─── Data extracts

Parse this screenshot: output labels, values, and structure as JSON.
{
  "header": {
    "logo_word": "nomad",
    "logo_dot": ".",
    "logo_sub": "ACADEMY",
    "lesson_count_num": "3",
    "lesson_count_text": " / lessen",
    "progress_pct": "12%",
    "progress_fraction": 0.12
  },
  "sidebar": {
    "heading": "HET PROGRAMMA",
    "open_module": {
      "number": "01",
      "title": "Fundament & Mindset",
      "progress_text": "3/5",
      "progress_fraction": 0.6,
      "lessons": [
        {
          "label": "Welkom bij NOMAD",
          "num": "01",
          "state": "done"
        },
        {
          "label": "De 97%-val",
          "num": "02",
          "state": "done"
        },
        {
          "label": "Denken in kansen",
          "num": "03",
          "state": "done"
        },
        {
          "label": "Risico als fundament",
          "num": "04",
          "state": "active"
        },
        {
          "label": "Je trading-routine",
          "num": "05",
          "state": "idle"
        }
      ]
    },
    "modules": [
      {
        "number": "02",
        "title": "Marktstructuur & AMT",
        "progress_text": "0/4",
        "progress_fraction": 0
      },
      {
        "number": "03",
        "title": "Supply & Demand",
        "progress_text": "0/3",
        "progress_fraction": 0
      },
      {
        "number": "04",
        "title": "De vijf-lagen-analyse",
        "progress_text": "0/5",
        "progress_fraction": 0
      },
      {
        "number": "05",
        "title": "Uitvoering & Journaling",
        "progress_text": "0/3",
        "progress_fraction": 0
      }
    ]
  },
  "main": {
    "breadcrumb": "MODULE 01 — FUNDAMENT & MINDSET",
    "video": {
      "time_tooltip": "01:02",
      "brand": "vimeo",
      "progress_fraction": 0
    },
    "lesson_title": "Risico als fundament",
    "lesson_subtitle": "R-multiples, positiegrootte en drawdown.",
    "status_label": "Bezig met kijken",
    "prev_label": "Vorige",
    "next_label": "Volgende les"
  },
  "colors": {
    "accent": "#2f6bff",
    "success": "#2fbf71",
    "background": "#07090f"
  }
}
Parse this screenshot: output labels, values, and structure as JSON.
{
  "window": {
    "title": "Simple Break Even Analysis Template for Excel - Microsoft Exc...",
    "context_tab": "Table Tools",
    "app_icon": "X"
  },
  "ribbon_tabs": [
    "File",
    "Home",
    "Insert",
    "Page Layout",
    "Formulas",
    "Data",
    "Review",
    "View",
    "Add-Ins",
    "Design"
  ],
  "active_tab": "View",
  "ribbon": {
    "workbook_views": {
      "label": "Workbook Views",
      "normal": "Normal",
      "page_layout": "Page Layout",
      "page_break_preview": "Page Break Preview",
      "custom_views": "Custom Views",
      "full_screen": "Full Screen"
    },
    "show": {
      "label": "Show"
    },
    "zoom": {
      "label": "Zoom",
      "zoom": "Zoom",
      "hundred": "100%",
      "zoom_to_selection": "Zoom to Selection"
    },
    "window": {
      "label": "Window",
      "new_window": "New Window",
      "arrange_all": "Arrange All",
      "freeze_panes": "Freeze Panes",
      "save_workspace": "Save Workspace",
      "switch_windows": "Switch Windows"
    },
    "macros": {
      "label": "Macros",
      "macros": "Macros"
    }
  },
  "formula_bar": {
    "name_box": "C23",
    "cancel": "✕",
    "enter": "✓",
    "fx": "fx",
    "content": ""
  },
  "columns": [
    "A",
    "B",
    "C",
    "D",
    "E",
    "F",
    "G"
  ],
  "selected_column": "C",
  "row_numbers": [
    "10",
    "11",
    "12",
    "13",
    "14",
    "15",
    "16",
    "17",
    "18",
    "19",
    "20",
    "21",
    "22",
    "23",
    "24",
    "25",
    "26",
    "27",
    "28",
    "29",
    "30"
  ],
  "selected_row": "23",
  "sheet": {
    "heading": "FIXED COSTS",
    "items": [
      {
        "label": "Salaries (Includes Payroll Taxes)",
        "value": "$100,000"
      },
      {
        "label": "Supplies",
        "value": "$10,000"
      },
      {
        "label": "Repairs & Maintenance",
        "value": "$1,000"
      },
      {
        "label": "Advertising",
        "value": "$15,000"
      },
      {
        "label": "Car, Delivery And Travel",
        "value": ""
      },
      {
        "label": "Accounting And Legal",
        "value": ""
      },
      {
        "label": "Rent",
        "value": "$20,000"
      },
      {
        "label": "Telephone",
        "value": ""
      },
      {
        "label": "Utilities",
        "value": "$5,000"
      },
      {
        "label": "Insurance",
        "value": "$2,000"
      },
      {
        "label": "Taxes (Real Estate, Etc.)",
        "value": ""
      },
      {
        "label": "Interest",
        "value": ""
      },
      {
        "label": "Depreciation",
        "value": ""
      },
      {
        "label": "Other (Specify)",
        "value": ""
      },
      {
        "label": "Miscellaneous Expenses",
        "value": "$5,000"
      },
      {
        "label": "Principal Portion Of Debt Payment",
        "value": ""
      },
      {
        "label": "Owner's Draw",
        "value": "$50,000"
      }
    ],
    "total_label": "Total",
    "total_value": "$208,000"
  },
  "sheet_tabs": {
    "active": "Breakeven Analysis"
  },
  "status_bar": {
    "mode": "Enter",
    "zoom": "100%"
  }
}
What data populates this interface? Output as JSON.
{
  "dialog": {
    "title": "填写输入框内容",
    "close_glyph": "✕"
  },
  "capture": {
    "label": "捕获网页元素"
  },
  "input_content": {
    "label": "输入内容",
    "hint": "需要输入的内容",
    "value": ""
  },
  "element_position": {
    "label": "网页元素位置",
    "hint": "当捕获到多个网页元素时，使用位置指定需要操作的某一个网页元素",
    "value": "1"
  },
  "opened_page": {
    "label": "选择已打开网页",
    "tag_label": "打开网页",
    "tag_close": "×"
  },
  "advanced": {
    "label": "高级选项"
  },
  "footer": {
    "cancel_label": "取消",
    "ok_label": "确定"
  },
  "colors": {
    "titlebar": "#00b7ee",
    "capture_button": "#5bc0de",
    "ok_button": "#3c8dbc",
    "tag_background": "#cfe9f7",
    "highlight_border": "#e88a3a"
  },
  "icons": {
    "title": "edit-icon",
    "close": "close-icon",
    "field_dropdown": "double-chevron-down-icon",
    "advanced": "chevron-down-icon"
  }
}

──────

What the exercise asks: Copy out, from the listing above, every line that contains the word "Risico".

Result for this task:
          "label": "Risico als fundament",
    "lesson_title": "Risico als fundament",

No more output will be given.